Source: UNICEF analysis based on estimates developed by IGME, as published in: UNICEF, Committing to Child Survival: A promise renewed – Progress report 2013, UNICEF, New York, 2013.
Neonatal mortality (death in the first month of life) is of special concern since the interventions needed to address it are different from those needed for older children. From 1990 to 2012, the world’s neonatal mortality rate fell from 33 deaths to 21 deaths per 1,000 live births. All regions saw declines, with lesser – though still significant – drops in South Asia and sub-Saharan Africa (39 per cent and 28 per cent, respectively). The overall result was a reduction in neonatal deaths globally from 4.6 million in 1990 to 2.9 million in 2012.
Declines in neonatal mortality have come about more slowly than declines in mortality among older children. Therefore, the share of neonatal deaths in overall deaths in children under 5 is increasing – from about 37 per cent in 1990 to 44 per cent in 2012. This trend is expected to continue.
Source: UNICEF analysis based on estimates developed by the IGME, as published in: UNICEF, Committing to Child Survival: A promise renewed – Progress report 2013, UNICEF, New York, 2013.
Death in the first month of life is typically caused by diseases or conditions that are readily preventable or treatable with proven, cost-effective interventions. Globally, more than one fifth of neonatal deaths in 2012 were the result of sepsis and meningitis (12 per cent) and pneumonia (10 per cent), all of which are treatable, provided simple interventions and basic treatment knowledge are available.
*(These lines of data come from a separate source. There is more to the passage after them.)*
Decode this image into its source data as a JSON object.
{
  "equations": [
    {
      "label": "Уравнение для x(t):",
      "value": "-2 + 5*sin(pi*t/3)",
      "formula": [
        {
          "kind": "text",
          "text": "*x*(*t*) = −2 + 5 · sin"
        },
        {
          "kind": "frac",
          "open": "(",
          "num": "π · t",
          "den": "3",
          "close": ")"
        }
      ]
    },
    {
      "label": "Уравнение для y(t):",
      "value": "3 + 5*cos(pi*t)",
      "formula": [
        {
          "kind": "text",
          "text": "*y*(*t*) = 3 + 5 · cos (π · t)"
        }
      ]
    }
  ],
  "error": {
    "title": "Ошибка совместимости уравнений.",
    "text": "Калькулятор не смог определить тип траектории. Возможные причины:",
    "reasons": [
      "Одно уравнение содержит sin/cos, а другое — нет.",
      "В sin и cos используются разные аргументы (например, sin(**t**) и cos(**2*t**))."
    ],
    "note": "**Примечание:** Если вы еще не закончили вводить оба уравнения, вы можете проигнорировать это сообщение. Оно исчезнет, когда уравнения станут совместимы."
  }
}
Another 34 per cent of neonatal deaths were caused by preterm birth complications, the majority of which are preventable.
Source: UNICEF analysis based on IGME, drawing on provisional analyses by the World Health Organization (WHO) and the Child Health Epidemiology Reference Group (CHERG) 2013. See also Liu, L., et al., ‘Global, Regional, and National Causes of Child Mortality: An updated systematic analysis for 2010 with time trends since 2000’, Lancet, vol. 379, no. 9832, 9 June 2012, pp. 2151─2161; WHO, ‘WHO-CHERG Methods and Data Sources for Child Causes of Death 2000─2011’, Global Health Estimates Technical Paper WHO/HIS/HSI/GHE/2013.2, WHO, Geneva.
See notes under the under-five mortality topic.